What is expected —
Only lines with the word "condition" belong in the answer; copy them from the records below.

Data —

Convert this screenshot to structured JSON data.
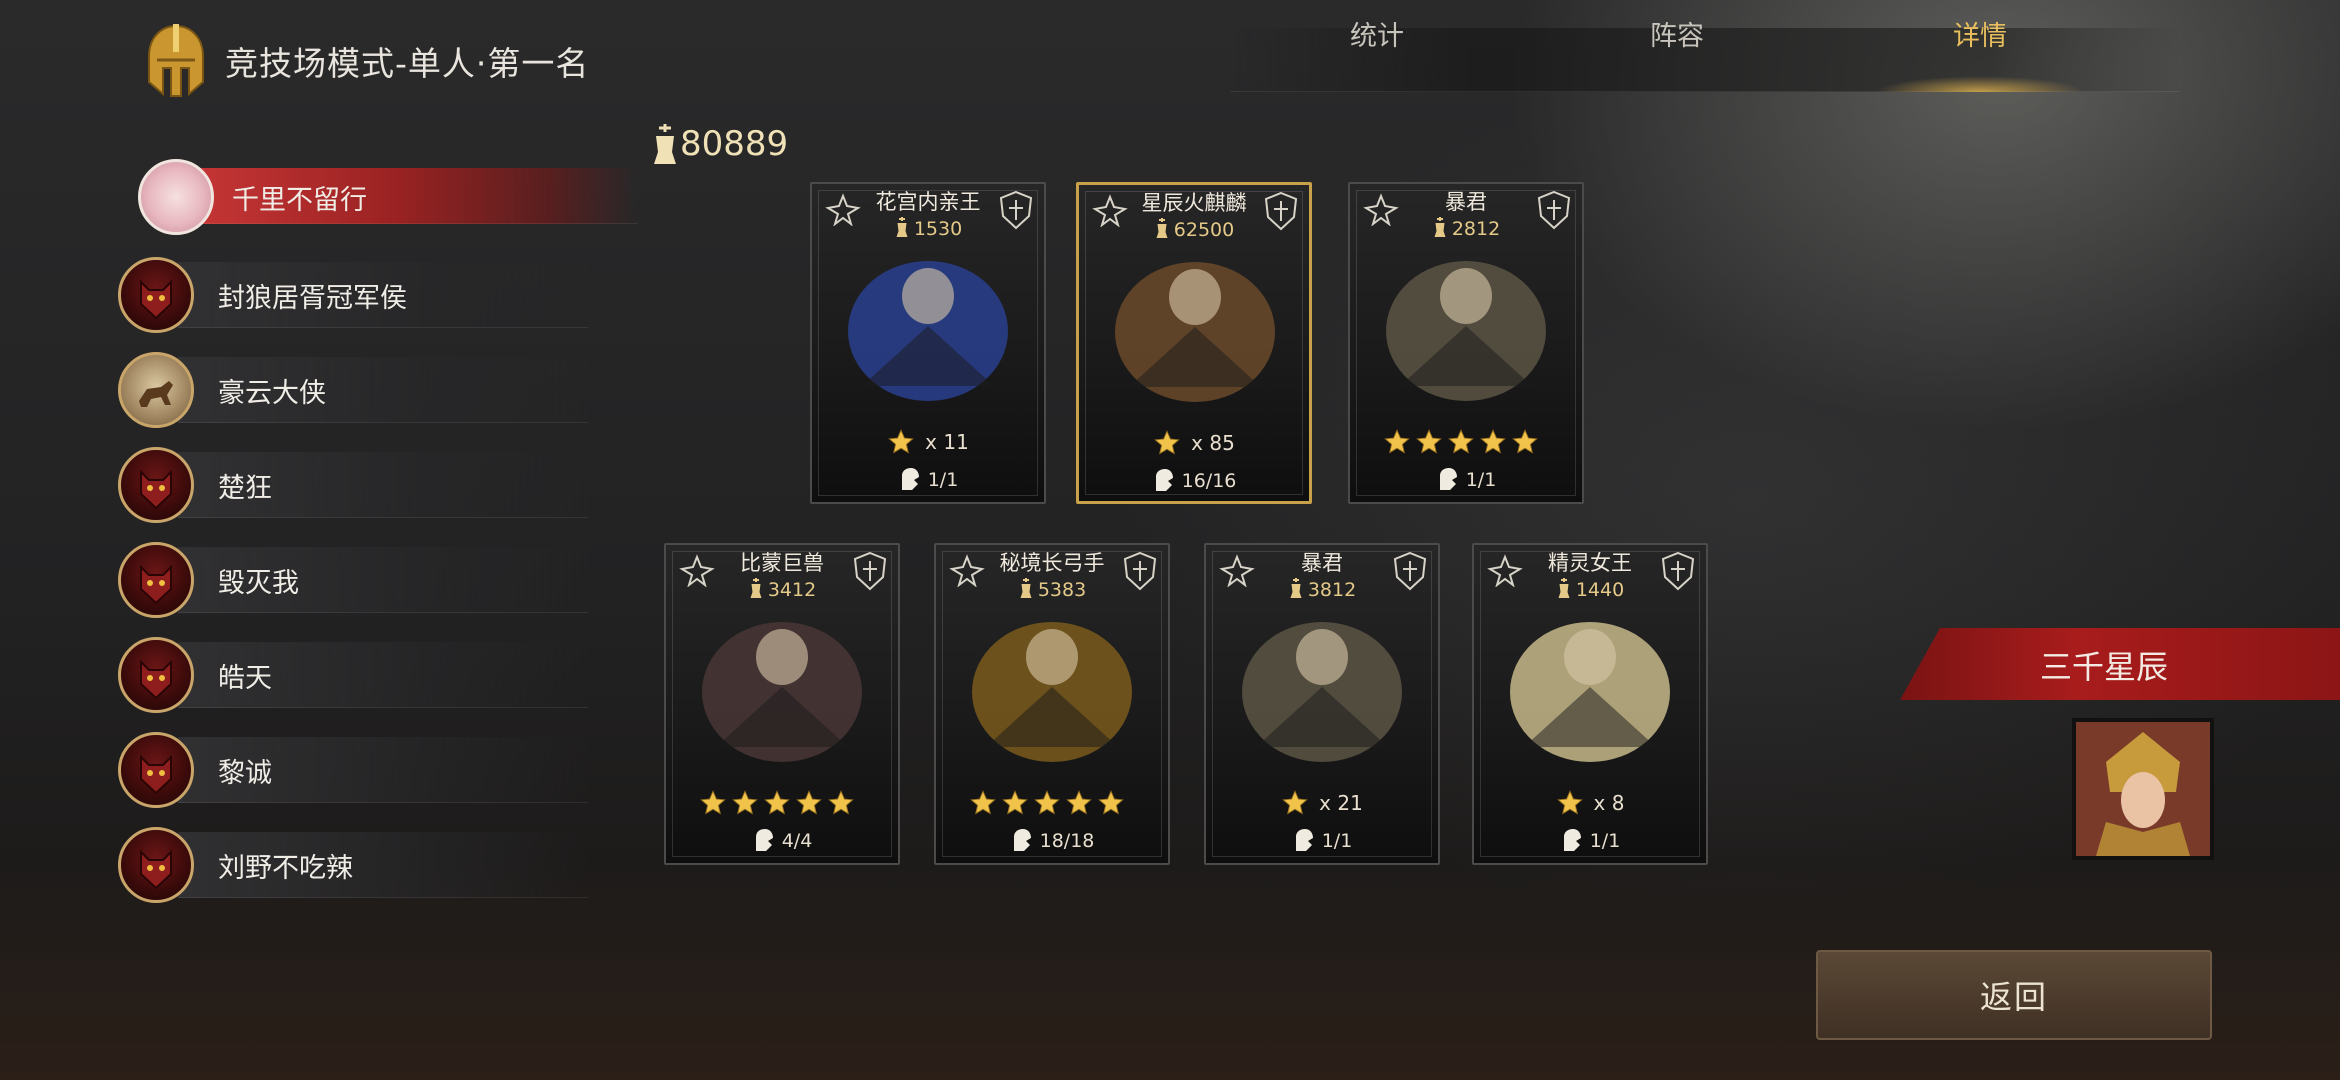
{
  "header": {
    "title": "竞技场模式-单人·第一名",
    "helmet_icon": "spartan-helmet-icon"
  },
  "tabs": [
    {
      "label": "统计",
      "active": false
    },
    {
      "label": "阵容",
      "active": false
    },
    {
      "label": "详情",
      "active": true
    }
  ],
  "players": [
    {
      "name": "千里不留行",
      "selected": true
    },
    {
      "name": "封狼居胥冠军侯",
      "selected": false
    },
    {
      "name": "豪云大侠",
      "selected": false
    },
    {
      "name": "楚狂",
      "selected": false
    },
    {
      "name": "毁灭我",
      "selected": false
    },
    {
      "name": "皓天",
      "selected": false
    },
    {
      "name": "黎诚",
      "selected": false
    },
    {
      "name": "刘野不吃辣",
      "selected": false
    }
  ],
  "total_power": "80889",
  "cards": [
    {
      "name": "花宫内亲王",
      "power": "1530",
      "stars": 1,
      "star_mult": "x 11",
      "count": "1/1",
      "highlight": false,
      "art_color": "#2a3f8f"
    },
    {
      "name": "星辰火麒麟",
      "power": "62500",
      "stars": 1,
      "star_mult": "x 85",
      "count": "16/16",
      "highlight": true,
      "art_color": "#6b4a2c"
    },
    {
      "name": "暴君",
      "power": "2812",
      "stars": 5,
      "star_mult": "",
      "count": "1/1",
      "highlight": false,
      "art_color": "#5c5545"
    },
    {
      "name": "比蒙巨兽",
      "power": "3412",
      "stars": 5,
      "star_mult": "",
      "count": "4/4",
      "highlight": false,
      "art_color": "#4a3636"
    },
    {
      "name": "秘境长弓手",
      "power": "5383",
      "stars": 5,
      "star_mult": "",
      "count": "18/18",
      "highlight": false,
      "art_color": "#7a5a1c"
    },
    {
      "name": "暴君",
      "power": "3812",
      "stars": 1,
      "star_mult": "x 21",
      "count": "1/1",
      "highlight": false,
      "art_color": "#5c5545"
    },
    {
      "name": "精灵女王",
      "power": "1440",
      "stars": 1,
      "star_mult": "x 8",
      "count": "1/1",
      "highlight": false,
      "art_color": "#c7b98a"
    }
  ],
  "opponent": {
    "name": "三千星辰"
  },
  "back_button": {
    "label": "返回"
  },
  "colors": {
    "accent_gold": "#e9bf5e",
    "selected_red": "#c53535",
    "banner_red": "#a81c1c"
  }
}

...

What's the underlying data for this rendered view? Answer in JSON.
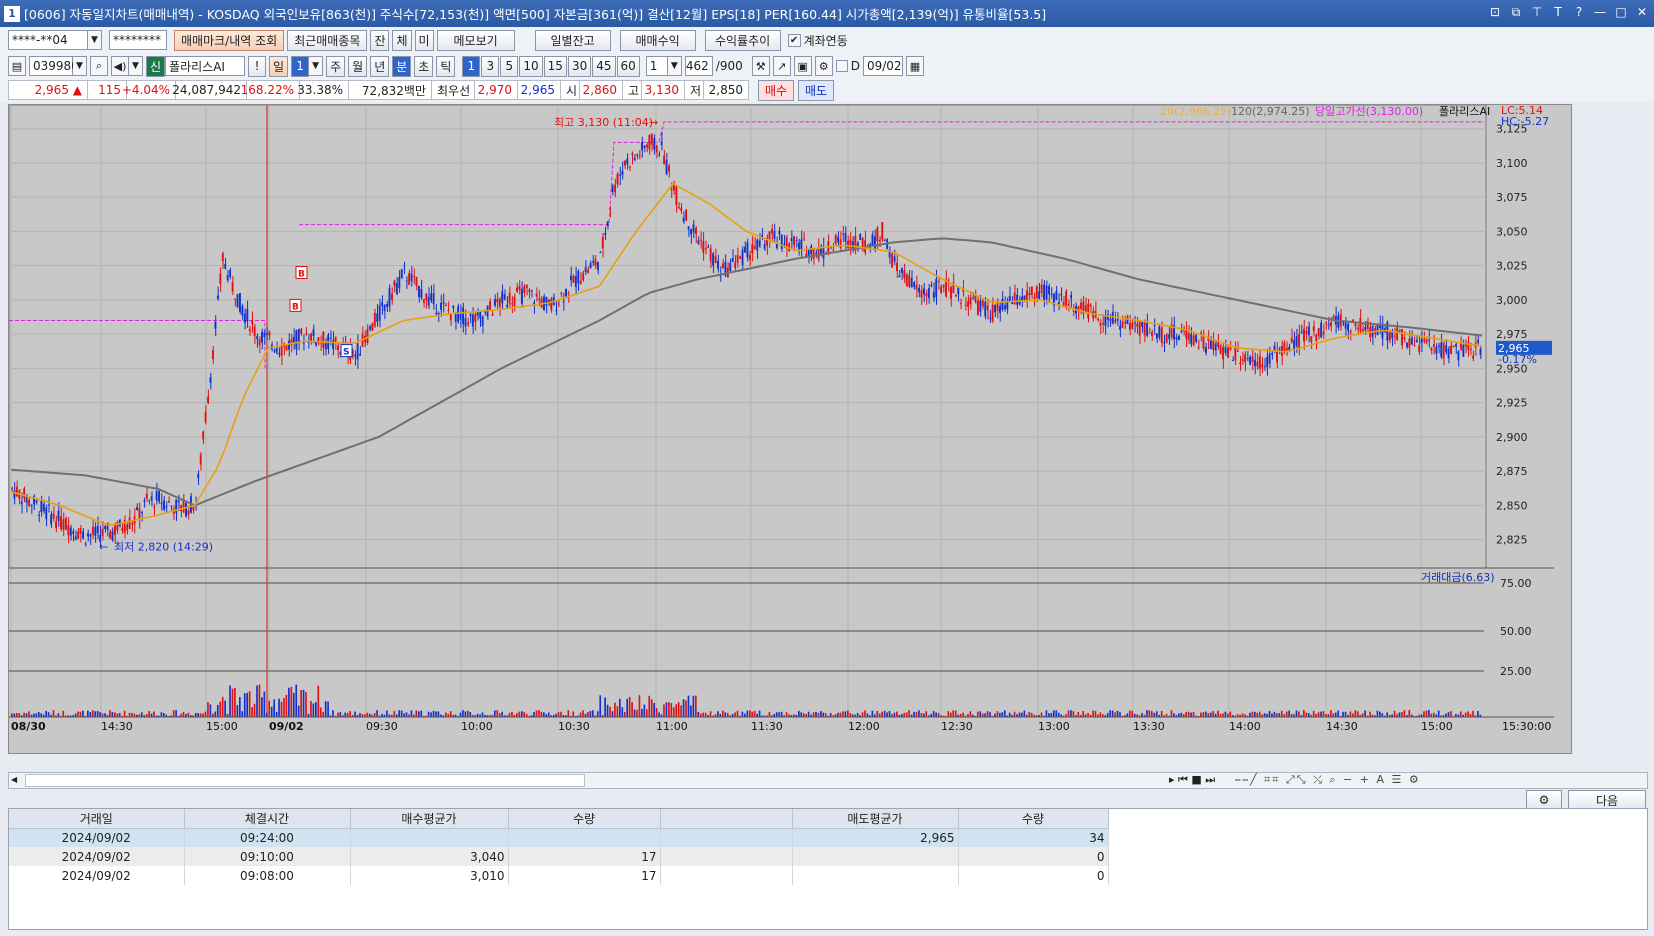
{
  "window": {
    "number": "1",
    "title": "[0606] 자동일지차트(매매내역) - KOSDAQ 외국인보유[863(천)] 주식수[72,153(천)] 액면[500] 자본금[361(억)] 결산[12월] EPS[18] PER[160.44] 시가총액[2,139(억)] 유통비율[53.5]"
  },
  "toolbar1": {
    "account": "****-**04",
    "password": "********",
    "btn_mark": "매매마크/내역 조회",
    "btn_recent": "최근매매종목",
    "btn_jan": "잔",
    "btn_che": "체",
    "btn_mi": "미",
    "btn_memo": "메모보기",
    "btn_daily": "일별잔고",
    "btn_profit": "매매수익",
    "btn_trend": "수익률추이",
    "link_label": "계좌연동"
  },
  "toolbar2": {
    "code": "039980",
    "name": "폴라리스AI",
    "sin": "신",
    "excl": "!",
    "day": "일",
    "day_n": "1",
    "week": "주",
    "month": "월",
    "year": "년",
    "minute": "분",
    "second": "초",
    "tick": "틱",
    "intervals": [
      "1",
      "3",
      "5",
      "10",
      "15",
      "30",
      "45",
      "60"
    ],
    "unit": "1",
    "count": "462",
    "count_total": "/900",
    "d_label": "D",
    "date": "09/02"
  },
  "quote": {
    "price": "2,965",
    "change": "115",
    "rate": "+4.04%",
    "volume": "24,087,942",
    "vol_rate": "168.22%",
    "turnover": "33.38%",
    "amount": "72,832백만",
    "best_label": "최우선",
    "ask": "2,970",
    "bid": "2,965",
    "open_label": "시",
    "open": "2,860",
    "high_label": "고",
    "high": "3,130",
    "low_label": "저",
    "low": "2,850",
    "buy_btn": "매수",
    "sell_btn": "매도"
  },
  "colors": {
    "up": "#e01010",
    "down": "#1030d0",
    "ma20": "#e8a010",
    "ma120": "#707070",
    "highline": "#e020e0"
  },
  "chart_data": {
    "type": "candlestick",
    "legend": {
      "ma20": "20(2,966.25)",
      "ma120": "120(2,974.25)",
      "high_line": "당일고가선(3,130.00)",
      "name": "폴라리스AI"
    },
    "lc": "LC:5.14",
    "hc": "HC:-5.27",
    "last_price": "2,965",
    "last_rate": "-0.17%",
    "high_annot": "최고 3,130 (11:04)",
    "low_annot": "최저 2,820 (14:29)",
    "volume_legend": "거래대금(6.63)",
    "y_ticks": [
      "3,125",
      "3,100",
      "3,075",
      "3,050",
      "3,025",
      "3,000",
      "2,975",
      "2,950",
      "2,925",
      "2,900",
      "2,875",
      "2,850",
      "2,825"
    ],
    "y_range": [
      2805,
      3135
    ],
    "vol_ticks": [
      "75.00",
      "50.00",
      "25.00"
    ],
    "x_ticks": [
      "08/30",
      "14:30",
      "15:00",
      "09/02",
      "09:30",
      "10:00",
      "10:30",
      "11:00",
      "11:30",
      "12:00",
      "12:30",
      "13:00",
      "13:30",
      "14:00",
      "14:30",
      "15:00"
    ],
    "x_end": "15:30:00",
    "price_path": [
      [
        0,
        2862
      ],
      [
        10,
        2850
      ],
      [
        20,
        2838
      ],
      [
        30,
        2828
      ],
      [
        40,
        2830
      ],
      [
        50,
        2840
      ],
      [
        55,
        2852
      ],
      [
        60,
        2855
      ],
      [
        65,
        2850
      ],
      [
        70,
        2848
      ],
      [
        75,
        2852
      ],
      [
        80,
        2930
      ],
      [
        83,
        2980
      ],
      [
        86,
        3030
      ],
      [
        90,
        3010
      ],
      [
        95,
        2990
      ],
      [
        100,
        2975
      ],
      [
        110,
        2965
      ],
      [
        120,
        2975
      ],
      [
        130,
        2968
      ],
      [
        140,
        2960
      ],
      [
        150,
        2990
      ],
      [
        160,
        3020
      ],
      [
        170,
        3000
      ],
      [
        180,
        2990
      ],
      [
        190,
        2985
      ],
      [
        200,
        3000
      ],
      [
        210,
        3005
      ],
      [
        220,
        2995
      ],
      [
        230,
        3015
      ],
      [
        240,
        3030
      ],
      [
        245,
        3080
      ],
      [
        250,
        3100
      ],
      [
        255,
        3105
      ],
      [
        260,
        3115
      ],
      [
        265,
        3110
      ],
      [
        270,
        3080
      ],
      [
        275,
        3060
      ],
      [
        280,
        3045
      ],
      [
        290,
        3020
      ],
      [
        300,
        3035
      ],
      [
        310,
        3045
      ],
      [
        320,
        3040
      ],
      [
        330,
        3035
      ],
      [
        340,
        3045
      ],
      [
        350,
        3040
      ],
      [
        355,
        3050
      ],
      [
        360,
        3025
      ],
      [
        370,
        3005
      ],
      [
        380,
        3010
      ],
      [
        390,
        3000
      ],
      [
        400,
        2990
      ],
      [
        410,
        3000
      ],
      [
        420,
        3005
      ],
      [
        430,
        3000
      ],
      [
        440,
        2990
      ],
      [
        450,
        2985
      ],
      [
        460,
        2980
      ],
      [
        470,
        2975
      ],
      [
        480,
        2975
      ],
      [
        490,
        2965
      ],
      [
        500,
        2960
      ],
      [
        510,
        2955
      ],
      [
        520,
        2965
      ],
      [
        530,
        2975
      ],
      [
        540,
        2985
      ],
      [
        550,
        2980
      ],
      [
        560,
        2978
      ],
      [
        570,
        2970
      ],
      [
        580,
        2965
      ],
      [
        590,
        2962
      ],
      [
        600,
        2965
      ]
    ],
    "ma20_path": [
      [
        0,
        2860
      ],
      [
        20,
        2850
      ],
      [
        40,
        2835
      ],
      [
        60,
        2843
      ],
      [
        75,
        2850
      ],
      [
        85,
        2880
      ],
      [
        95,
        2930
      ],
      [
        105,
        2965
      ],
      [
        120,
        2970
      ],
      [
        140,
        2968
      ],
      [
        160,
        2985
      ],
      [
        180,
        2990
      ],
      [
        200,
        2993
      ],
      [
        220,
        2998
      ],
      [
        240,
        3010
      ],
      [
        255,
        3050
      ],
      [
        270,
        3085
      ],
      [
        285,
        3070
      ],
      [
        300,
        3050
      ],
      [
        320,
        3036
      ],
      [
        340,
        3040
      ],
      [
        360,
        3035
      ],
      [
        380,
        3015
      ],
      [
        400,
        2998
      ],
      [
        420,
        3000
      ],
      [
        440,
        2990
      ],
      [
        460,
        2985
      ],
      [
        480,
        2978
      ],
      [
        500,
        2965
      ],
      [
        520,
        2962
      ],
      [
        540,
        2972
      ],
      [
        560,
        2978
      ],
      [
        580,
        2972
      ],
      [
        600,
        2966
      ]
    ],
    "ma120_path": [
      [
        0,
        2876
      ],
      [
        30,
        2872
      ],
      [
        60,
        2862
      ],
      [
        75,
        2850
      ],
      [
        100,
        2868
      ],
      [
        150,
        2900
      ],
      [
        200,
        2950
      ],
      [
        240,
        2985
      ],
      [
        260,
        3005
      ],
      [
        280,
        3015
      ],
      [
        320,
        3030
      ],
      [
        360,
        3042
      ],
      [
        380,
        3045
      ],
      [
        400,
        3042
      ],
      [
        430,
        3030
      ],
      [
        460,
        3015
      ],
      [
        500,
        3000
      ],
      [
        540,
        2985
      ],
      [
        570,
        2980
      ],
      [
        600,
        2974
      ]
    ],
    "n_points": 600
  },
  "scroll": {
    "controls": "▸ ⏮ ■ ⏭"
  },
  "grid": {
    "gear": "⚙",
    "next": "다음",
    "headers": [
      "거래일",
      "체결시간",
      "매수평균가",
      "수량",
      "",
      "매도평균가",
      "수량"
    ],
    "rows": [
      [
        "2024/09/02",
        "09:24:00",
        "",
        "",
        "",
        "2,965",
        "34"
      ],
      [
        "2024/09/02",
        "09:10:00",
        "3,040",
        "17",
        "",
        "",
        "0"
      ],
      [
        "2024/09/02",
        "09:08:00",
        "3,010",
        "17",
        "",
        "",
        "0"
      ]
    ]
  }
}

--

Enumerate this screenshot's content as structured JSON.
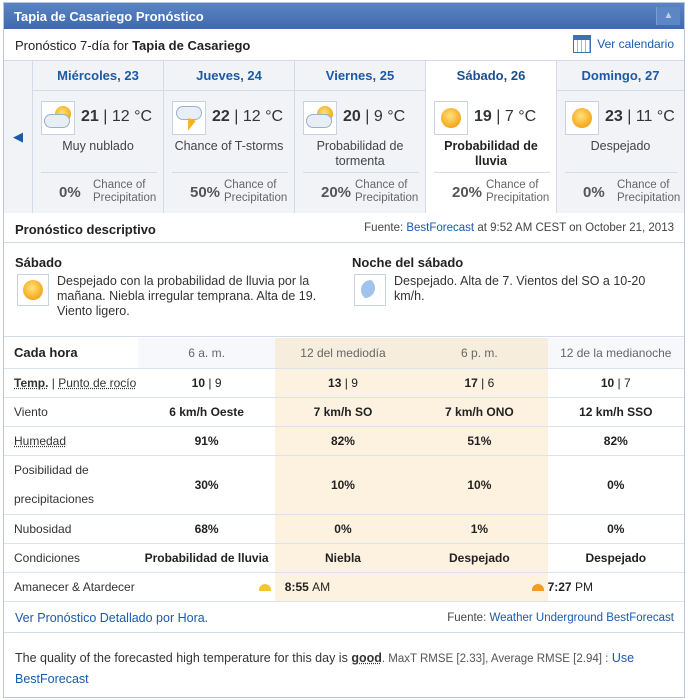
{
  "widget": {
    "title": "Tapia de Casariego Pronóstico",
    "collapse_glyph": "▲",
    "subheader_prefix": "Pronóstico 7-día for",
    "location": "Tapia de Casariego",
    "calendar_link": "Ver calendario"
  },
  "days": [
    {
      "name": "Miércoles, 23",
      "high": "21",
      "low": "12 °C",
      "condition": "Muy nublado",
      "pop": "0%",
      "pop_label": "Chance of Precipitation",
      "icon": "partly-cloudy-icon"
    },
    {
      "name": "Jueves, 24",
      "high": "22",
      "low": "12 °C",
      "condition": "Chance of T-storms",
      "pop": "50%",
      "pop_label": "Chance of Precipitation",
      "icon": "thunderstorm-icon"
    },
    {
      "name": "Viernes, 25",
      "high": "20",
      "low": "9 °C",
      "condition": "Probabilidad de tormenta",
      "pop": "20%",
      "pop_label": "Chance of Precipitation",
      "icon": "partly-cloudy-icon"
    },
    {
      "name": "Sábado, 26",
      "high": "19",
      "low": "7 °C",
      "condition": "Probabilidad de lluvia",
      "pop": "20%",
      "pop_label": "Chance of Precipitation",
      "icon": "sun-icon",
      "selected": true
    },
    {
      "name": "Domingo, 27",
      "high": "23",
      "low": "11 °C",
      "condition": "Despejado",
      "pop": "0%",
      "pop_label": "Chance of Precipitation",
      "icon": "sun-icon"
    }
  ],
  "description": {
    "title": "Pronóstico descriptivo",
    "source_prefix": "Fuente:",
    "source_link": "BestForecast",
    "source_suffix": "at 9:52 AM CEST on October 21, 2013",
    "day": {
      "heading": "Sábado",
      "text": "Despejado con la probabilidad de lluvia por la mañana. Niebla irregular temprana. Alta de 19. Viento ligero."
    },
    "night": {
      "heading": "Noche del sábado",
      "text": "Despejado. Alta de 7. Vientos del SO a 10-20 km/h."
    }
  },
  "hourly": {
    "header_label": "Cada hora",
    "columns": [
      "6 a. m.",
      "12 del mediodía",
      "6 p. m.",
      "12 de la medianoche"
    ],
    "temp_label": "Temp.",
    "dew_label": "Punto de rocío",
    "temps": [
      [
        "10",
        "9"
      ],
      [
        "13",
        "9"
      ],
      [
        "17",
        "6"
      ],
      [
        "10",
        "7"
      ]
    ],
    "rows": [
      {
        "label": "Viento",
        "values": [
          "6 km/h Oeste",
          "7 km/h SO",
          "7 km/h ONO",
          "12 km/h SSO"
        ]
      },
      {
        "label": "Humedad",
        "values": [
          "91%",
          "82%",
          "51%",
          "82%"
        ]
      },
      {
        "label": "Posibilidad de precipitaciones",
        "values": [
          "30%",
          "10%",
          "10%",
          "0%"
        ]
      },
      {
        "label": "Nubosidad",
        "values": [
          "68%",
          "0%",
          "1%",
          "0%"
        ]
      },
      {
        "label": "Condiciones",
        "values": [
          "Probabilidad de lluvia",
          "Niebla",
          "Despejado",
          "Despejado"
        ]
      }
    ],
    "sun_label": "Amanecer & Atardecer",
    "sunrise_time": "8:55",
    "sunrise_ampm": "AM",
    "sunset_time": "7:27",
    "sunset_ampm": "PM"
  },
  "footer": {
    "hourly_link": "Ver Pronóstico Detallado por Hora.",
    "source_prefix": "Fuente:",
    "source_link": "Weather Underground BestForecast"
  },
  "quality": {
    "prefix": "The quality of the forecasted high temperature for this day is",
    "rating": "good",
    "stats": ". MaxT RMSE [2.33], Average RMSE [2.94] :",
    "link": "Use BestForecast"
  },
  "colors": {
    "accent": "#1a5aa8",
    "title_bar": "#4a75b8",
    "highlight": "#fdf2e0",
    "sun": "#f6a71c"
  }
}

Finished exercise —
      "condition": "Muy nublado",
      "condition": "Chance of T-storms",
      "condition": "Probabilidad de tormenta",
      "condition": "Probabilidad de lluvia",
      "condition": "Despejado",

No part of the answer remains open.